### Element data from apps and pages
========

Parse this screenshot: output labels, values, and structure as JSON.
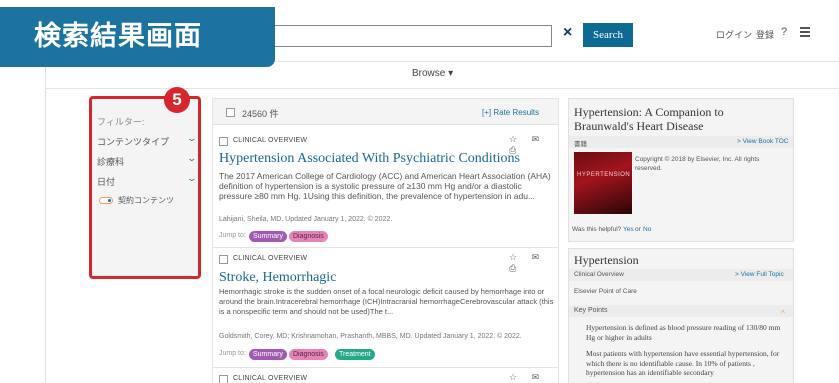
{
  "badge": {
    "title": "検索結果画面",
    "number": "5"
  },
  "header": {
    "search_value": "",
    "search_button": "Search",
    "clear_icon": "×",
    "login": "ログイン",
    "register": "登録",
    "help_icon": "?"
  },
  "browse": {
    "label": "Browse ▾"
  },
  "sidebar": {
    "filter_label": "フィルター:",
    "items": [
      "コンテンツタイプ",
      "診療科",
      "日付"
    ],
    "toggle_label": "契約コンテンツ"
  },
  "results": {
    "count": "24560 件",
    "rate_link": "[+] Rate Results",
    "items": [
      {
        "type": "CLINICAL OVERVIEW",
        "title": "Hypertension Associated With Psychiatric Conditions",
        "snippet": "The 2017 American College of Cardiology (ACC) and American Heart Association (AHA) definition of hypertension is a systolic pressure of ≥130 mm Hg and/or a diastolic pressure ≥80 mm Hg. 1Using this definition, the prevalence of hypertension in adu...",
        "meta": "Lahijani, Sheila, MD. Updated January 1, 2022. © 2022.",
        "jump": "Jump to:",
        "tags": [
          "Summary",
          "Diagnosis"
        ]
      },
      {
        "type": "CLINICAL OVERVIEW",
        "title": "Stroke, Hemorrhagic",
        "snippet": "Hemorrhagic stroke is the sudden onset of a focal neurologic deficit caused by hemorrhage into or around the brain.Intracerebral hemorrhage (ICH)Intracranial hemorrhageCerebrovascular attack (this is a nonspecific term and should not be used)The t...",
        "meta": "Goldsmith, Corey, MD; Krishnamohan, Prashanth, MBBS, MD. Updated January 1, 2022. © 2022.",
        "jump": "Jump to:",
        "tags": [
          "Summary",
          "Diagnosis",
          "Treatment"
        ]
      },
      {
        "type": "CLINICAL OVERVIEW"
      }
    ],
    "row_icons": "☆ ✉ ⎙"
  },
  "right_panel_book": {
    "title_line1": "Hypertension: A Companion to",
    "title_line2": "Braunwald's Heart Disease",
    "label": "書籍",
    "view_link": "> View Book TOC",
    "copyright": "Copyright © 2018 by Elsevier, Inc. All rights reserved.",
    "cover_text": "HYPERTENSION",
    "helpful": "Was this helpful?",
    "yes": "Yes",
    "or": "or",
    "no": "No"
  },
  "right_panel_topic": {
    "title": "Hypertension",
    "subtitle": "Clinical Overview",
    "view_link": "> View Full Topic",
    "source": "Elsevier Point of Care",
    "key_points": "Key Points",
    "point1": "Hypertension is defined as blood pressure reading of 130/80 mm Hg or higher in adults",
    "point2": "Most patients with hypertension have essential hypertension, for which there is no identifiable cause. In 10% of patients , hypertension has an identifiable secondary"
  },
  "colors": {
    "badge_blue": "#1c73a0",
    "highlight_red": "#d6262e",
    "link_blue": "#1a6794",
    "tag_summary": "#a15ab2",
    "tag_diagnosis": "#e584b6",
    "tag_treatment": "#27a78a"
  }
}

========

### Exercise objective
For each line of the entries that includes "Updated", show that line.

### Task result
        "meta": "Lahijani, Sheila, MD. Updated January 1, 2022. © 2022.",
        "meta": "Goldsmith, Corey, MD; Krishnamohan, Prashanth, MBBS, MD. Updated January 1, 2022. © 2022.",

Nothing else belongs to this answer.